But why has the market on Mond sky-rocketed in such a short amount of time when we’ve had 4 seasons to watch him?

The key word in that sentence was “market.” The big offseason storyline in the NFL is quarterback market in flux. Remember this tweet just before the Super Bowl?

This is basic supply and demand. Much of that market, by the way, is still in flux. That means there are teams who truly don’t know who their starting quarterback is going to be. We’ve already seen trades with the 49ers, Eagles and Dolphins within the top 10 of the draft, presumably as a way for the 49ers to get to No. 3 and pick a quarterback. With the Falcons picking at No. 4, there’s a perfectly realistic scenario in which 4 quarterbacks come off the board in the first 4 picks.

That’s never happened before. In 2018, we saw 4 quarterbacks taken in the top 10 for the first time since 1949. It seems inevitable that we’re in for a historic quarterback draft because there are 5 quarterbacks (Trevor Lawrence, Zach Wilson, Justin Fields, Mac Jones and Trey Lance) who are showing up in the top 4 of mock drafts.

How does that impact Mond? It means that if you’re not in one of those top 4 picks and you’re unsure about your quarterback situation, you probably still need to draft someone at the position. Hence, why Mond and also Davis Mills, are suddenly viewed as potential Round 2 guys instead of Round 3-4 guys, which they’d probably be with a normal market.
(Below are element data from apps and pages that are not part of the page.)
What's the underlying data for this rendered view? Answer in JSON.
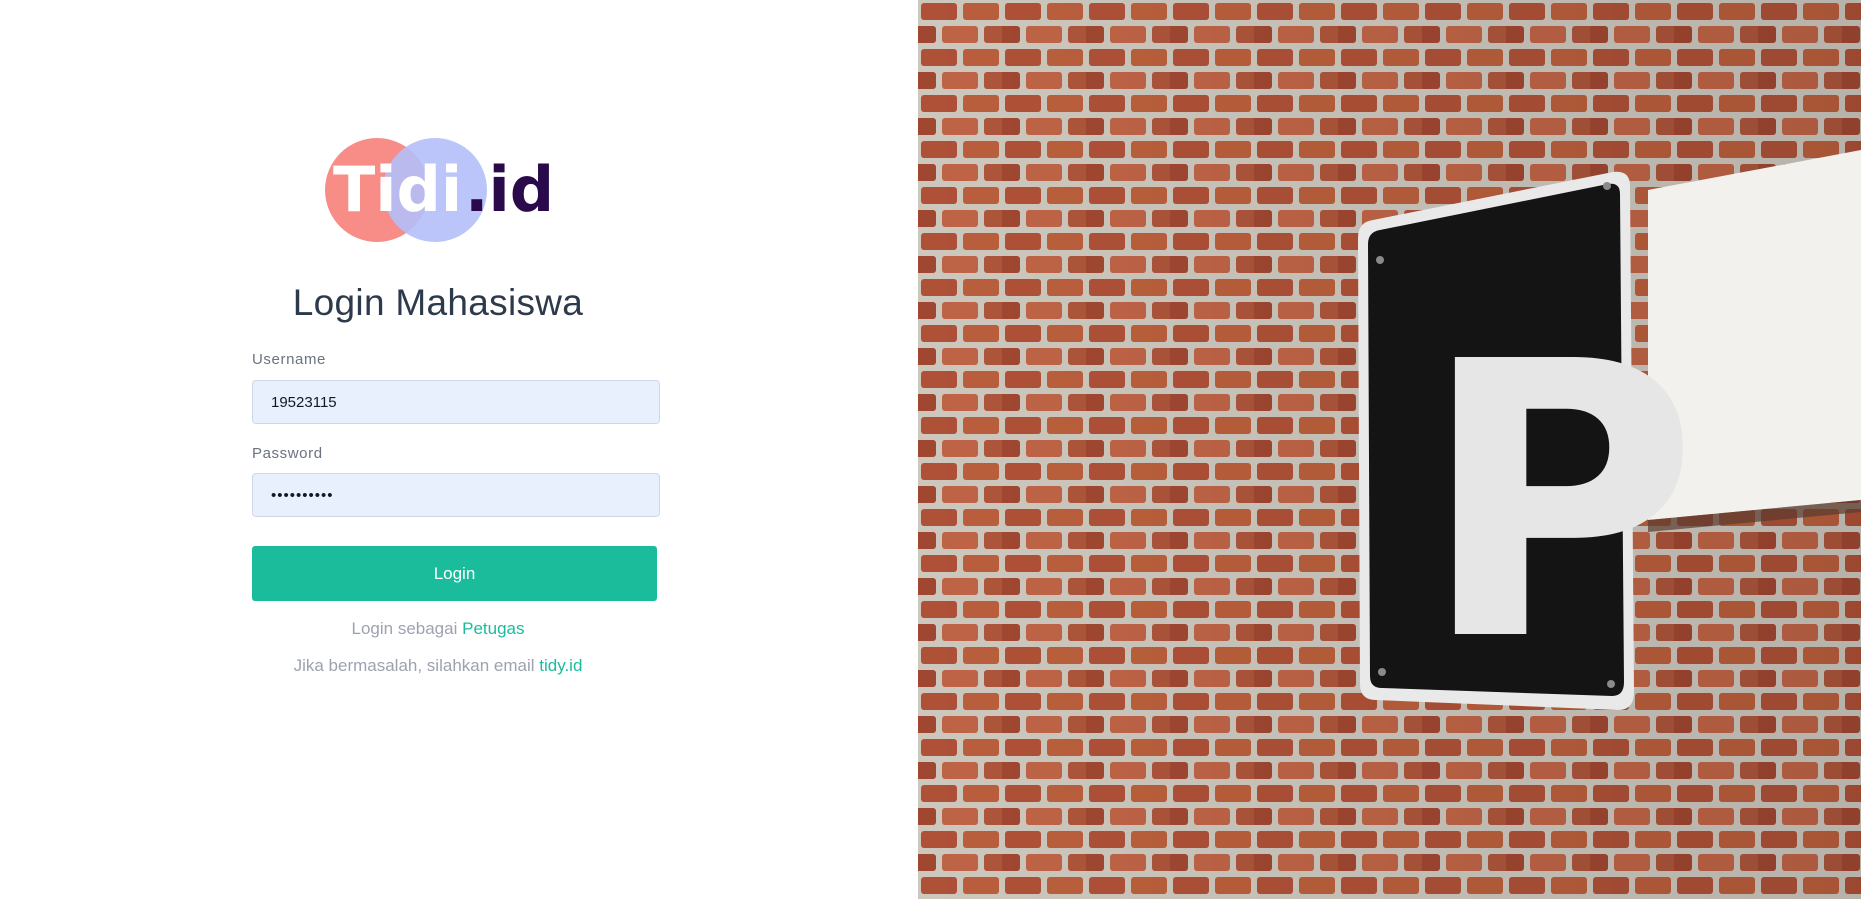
{
  "brand": {
    "logo_text": "Tidi.id"
  },
  "login": {
    "title": "Login Mahasiswa",
    "username_label": "Username",
    "username_value": "19523115",
    "password_label": "Password",
    "password_value": "••••••••••",
    "button_label": "Login"
  },
  "alt_login": {
    "prefix": "Login sebagai",
    "link_label": "Petugas"
  },
  "help": {
    "prefix": "Jika bermasalah, silahkan email",
    "link_label": "tidy.id"
  },
  "photo": {
    "sign_letter": "P"
  },
  "colors": {
    "accent": "#1abc9c",
    "input_bg": "#e8f0fe",
    "title": "#2d3a4b",
    "logo_circle_left": "#f7877f",
    "logo_circle_right": "#b4bffa",
    "logo_dark": "#2a0a4a"
  }
}
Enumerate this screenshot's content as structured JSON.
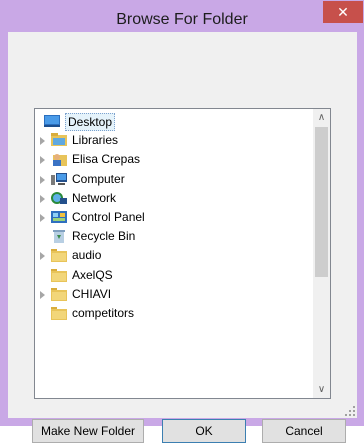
{
  "window": {
    "title": "Browse For Folder",
    "close_glyph": "✕"
  },
  "tree": {
    "items": [
      {
        "label": "Desktop",
        "icon": "desktop-icon",
        "expandable": false,
        "selected": true,
        "indent": 0
      },
      {
        "label": "Libraries",
        "icon": "libraries-icon",
        "expandable": true,
        "selected": false,
        "indent": 1
      },
      {
        "label": "Elisa Crepas",
        "icon": "user-folder-icon",
        "expandable": true,
        "selected": false,
        "indent": 1
      },
      {
        "label": "Computer",
        "icon": "computer-icon",
        "expandable": true,
        "selected": false,
        "indent": 1
      },
      {
        "label": "Network",
        "icon": "network-icon",
        "expandable": true,
        "selected": false,
        "indent": 1
      },
      {
        "label": "Control Panel",
        "icon": "control-panel-icon",
        "expandable": true,
        "selected": false,
        "indent": 1
      },
      {
        "label": "Recycle Bin",
        "icon": "recycle-bin-icon",
        "expandable": false,
        "selected": false,
        "indent": 1
      },
      {
        "label": "audio",
        "icon": "folder-icon",
        "expandable": true,
        "selected": false,
        "indent": 1
      },
      {
        "label": "AxelQS",
        "icon": "folder-icon",
        "expandable": false,
        "selected": false,
        "indent": 1
      },
      {
        "label": "CHIAVI",
        "icon": "folder-icon",
        "expandable": true,
        "selected": false,
        "indent": 1
      },
      {
        "label": "competitors",
        "icon": "folder-icon",
        "expandable": false,
        "selected": false,
        "indent": 1
      }
    ]
  },
  "buttons": {
    "new_folder": "Make New Folder",
    "ok": "OK",
    "cancel": "Cancel"
  },
  "scrollbar": {
    "up_glyph": "∧",
    "down_glyph": "∨"
  },
  "colors": {
    "title_bar": "#c9a8e6",
    "close_button": "#c7504b",
    "selection": "#e5f3fb"
  }
}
Again, that’s not to take away from what Mond has done to get to this point in the pre-draft process. But we’re talking about someone who never earned an All-SEC honor at season’s end. Mond had a career 7.1 yards per attempt in college, which dropped to 6.6 in true road games.

We saw a lot of Mond at A&M. That’s why it’s strange to see him being talked about like a guy who had maybe 15-16 career starts instead of 44.

Fisher’s quarterbacks, in general, always seem to have a rising stock come draft time. Jameis Winston was an obvious top-2 pick at the time, but EJ Manuel and Christian Ponder both rose in part because when you watched them during the pre-draft process, you saw all that they were asked to do running Fisher’s offense. It was making decisions pre-snap, going through progressions, understanding when to run on the RPOs, etc. The idea of picking someone who understands that mental side becomes increasingly attractive, even if the numbers aren’t quite as good as other draft-eligible quarterbacks (that was especially true for Ponder).

Remember Manuel? Like Mond, he was also the MVP of the Senior Bowl. I remember watching him in Jon Gruden’s quarterback camp and seeing how much it benefitted him playing for a coach like Fisher, who always demanded a quarterback to explain his decisions and understand the thought process of a spread, option offense. When you combine that with the size and the way they handle themselves within the locker room, yeah, it makes them attractive prospects.

Mond, in all likelihood, won’t follow in the footsteps of Winston, Manuel and Ponder as first-round picks. What none of them were able to do, however, was get that big second contract with the team that drafted them. Mond wasn’t any of those guys as a prospect, and he wasn’t as polarizing as A&M legend Johnny Manziel, who also failed to stick as a starter in the NFL.

You can look around the league and find those non-Round 1 guys who did get that second deal with the team who drafted them. Dak Prescott just did it, Russell Wilson was in that spot, as were guys like Derek Carr and Andy Dalton. None of them were considered top-3 quarterbacks in their respective classes, yet their franchises got Pro Bowl quarterbacks who earned playoff berths on those rookie deals. If you can find that guy without mortgaging the high price needed now to get into the top 4, you’re set up extremely well.

Mond is going to benefit from being in that spot. There’s absolutely still risk associated with taking someone like him with a Round 2 pick for all of those aforementioned concerns about his rather large college sample size.

But this is still about basic (quarterback) economics. If the first part of the pre-draft process was any indication, that Mond stock is going to be a fascinating one to follow for the next month.